He goes, all right, after a fire destroys his house and most of his family, and Chapter 5 as well as part of Chapter 6 is given over to this experience: “Exposed to the winds that swept across the gorse-laden hillsides, the school ... was a cloistered world of its own”, not just physically chilly but a place where there is little innocence.

Again the Warden and other teachers are vividly evoked. In Chapter 6 Willie has the great summer of his life, falling in love with his cousin Marianne. He cannot talk of such pure feelings with anyone who “would understand my feelings and my diffidence”, but finds an unlikely confessor in the figure of the timeless butler Fukes: “Loving the school as nobody else did, he never left it and was inordinately proud both of his servant status and his loyalty”.

TW Cox (ma) left the school in the summer of 1946. An essay in the December 1964 edition of the London Magazine called Leaving School, which he cannibalised for other essays, describes the experience.
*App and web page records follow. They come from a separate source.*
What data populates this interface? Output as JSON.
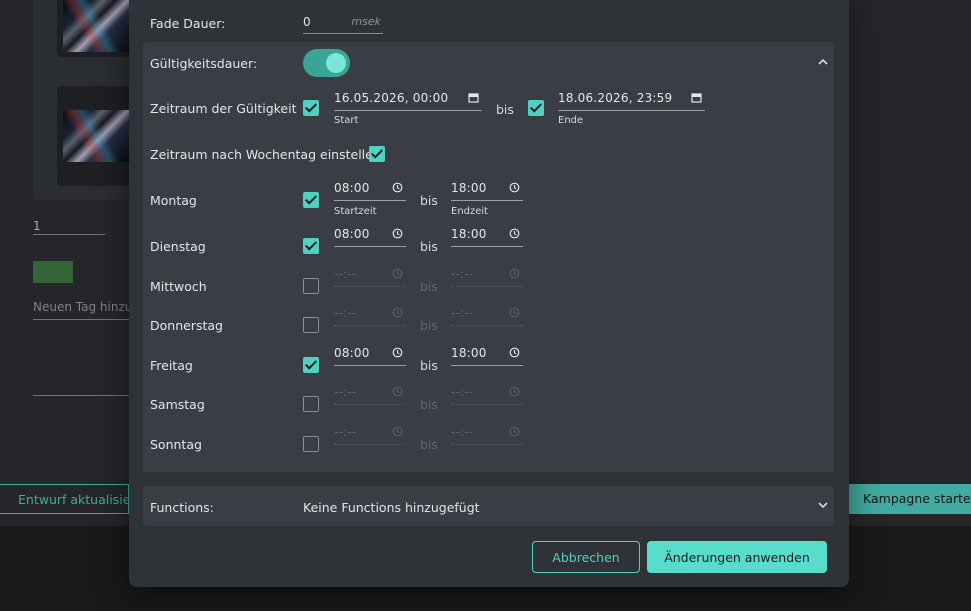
{
  "background": {
    "page_input_value": "1",
    "tag_placeholder": "Neuen Tag hinzu",
    "draft_button": "Entwurf aktualisieren",
    "start_button": "Kampagne starten"
  },
  "dialog": {
    "fade": {
      "label": "Fade Dauer:",
      "value": "0",
      "unit": "msek"
    },
    "validity": {
      "label": "Gültigkeitsdauer:",
      "enabled": true,
      "period": {
        "label": "Zeitraum der Gültigkeit",
        "start_value": "16.05.2026, 00:00",
        "start_caption": "Start",
        "separator": "bis",
        "end_value": "18.06.2026, 23:59",
        "end_caption": "Ende"
      },
      "weekday_toggle_label": "Zeitraum nach Wochentag einstellen",
      "start_caption": "Startzeit",
      "end_caption": "Endzeit",
      "days": [
        {
          "name": "Montag",
          "checked": true,
          "start": "08:00",
          "end": "18:00"
        },
        {
          "name": "Dienstag",
          "checked": true,
          "start": "08:00",
          "end": "18:00"
        },
        {
          "name": "Mittwoch",
          "checked": false,
          "start": "--:--",
          "end": "--:--"
        },
        {
          "name": "Donnerstag",
          "checked": false,
          "start": "--:--",
          "end": "--:--"
        },
        {
          "name": "Freitag",
          "checked": true,
          "start": "08:00",
          "end": "18:00"
        },
        {
          "name": "Samstag",
          "checked": false,
          "start": "--:--",
          "end": "--:--"
        },
        {
          "name": "Sonntag",
          "checked": false,
          "start": "--:--",
          "end": "--:--"
        }
      ]
    },
    "functions": {
      "label": "Functions:",
      "value": "Keine Functions hinzugefügt"
    },
    "buttons": {
      "cancel": "Abbrechen",
      "apply": "Änderungen anwenden"
    }
  },
  "colors": {
    "accent": "#4fd1c1",
    "toggle_track": "#3aa596",
    "panel": "#3a3d43",
    "dialog": "#2f3236"
  }
}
His feelings are ambivalent. He prepares to go out into the post-school world, and in Chapel there is:

“a great roar as we sang the end-of-term hymn. ‘Those returning make more faithful than before...’ Every time we had heard those words in the past we imagined the day when we would sing them for the last time, when we would roar them out because we would not now be more faithful than before, because we were not returning.”
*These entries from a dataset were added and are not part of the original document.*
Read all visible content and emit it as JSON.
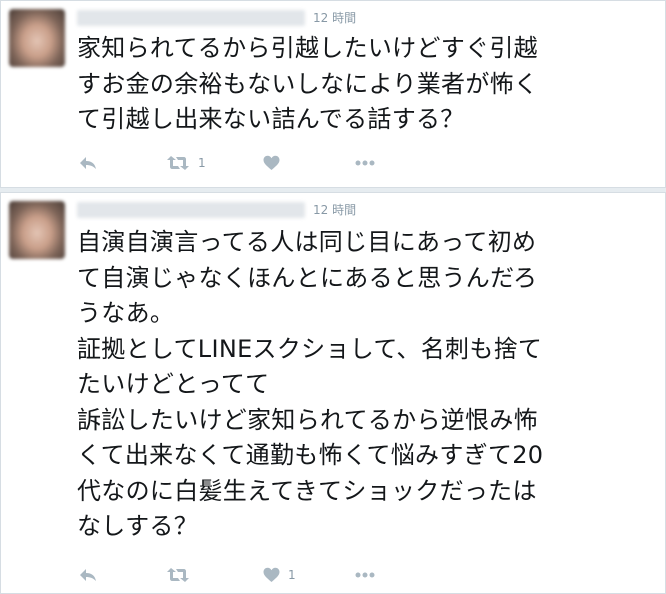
{
  "tweets": [
    {
      "timestamp": "12 時間",
      "text": "家知られてるから引越したいけどすぐ引越\nすお金の余裕もないしなにより業者が怖く\nて引越し出来ない詰んでる話する？",
      "retweet_count": "1",
      "like_count": ""
    },
    {
      "timestamp": "12 時間",
      "text": "自演自演言ってる人は同じ目にあって初め\nて自演じゃなくほんとにあると思うんだろ\nうなあ。\n証拠としてLINEスクショして、名刺も捨て\nたいけどとってて\n訴訟したいけど家知られてるから逆恨み怖\nくて出来なくて通勤も怖くて悩みすぎて20\n代なのに白髪生えてきてショックだったは\nなしする？",
      "retweet_count": "",
      "like_count": "1"
    }
  ],
  "icons": {
    "reply": "reply-icon",
    "retweet": "retweet-icon",
    "like": "heart-icon",
    "more": "more-icon"
  },
  "colors": {
    "icon": "#aab8c2",
    "meta": "#8899a6",
    "text": "#14171a"
  }
}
The words are from the hymn Lord Dismiss Us, which Michael Campbell took as the title of his novel. But the reality of leaving is not as thrilling as he had expected, the experience is ambivalent:
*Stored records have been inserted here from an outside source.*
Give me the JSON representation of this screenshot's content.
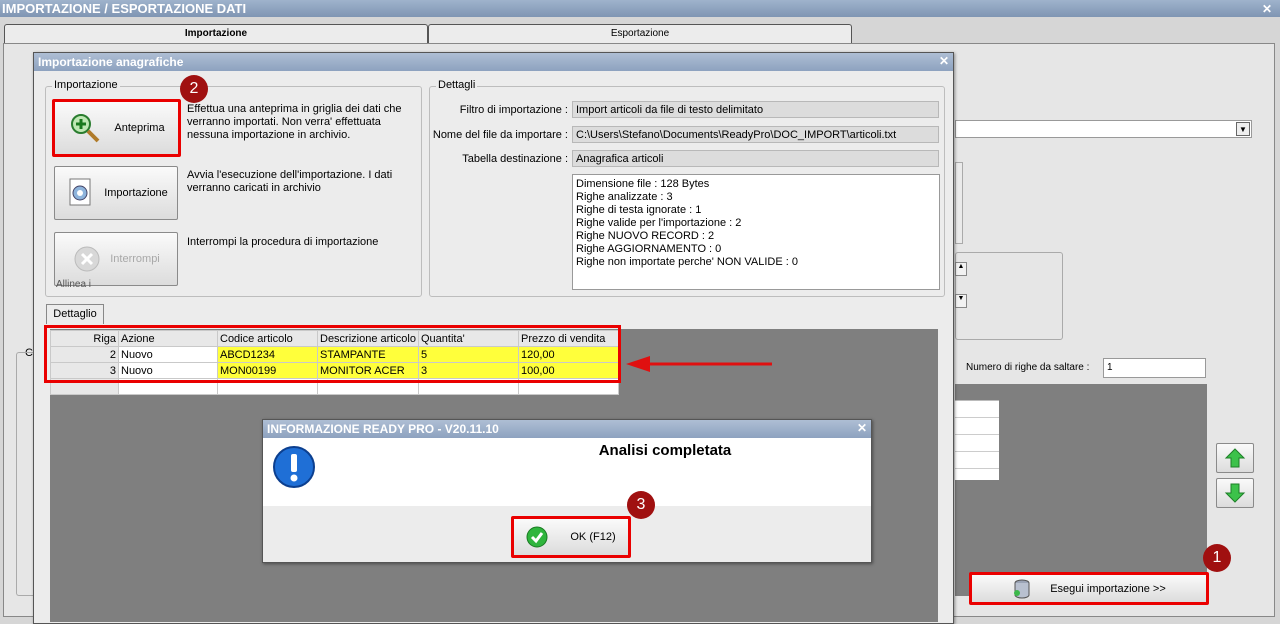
{
  "window": {
    "title": "IMPORTAZIONE / ESPORTAZIONE DATI"
  },
  "tabs": [
    {
      "label": "Importazione"
    },
    {
      "label": "Esportazione"
    }
  ],
  "background": {
    "righe_label": "Numero di righe da saltare :",
    "righe_value": "1",
    "esegui_label": "Esegui importazione >>",
    "left_label_c": "C",
    "hidden_label": "Allinea i"
  },
  "dialog": {
    "title": "Importazione anagrafiche",
    "import_group": "Importazione",
    "anteprima_label": "Anteprima",
    "anteprima_desc": "Effettua una anteprima in griglia dei dati che verranno importati. Non verra' effettuata nessuna importazione in archivio.",
    "importazione_label": "Importazione",
    "importazione_desc": "Avvia l'esecuzione dell'importazione. I dati verranno caricati in archivio",
    "interrompi_label": "Interrompi",
    "interrompi_desc": "Interrompi la procedura di importazione",
    "details_group": "Dettagli",
    "filtro_label": "Filtro di importazione :",
    "filtro_value": "Import articoli da file di testo delimitato",
    "nome_label": "Nome del file da importare :",
    "nome_value": "C:\\Users\\Stefano\\Documents\\ReadyPro\\DOC_IMPORT\\articoli.txt",
    "tabella_label": "Tabella destinazione :",
    "tabella_value": "Anagrafica articoli",
    "stats": [
      "Dimensione file : 128 Bytes",
      "Righe analizzate : 3",
      "Righe di testa ignorate : 1",
      "Righe valide per l'importazione : 2",
      "Righe NUOVO RECORD : 2",
      "Righe AGGIORNAMENTO  : 0",
      "Righe non importate perche' NON VALIDE : 0"
    ],
    "dettaglio_tab": "Dettaglio"
  },
  "grid": {
    "headers": [
      "Riga",
      "Azione",
      "Codice articolo",
      "Descrizione articolo",
      "Quantita'",
      "Prezzo di vendita"
    ],
    "rows": [
      [
        "2",
        "Nuovo",
        "ABCD1234",
        "STAMPANTE",
        "5",
        "120,00"
      ],
      [
        "3",
        "Nuovo",
        "MON00199",
        "MONITOR ACER",
        "3",
        "100,00"
      ]
    ]
  },
  "msgbox": {
    "title": "INFORMAZIONE READY PRO - V20.11.10",
    "message": "Analisi completata",
    "ok_label": "OK (F12)"
  },
  "badges": [
    "1",
    "2",
    "3"
  ],
  "colors": {
    "highlight_red": "#ea0000",
    "row_yellow": "#ffff3b",
    "badge": "#a01010"
  }
}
“School was for ever over, yet school persisted ... the present days, and the ones that were promised, seemed dull and disappointing. At school I had had a position: I had sat at the end of a table in Dining Hall: I had given out biscuits at break.”

The outsider, who initially had turned down the Warden’s offer of prefectship, had become One of Us.

Trevor found his vocation eventually, and in over 50 years produced an extraordinary body of work of the highest quality that will surely last. It is work of great variety, covering a huge range of characters, places and events, but schools run like a thread throughout the corpus, and one school in particular colours that thread more than any other.

I finish with The Old Boys, and the words of a venerable Housemaster:

"The School may do as it likes," HL Dowse has said, "It may keep its own time. It may be almost entirely self-supporting. It may train its own small army; print and publish its own propaganda. It may invent traditions, laws and myths." At the School a man once taught the boys in his care that New Guinea was part of Canada, that steppes were steps, that the Danube flowed through Spain. He used no text-books, and allowed only the maps he drew himself on the blackboard. They found him out eventually, but many still carry with them his strange geographical images. The School belonged to itself, adapting what it decided it required. "A miniature of the world," said HL Dowse to every new boy he interviewed. But once, later in his life, he said instead, "The world is the school gone mad."

Julian Girdham is head of the English department at St Columba's College; he blogs about books, teaching and educational ideas at juliangirdham.com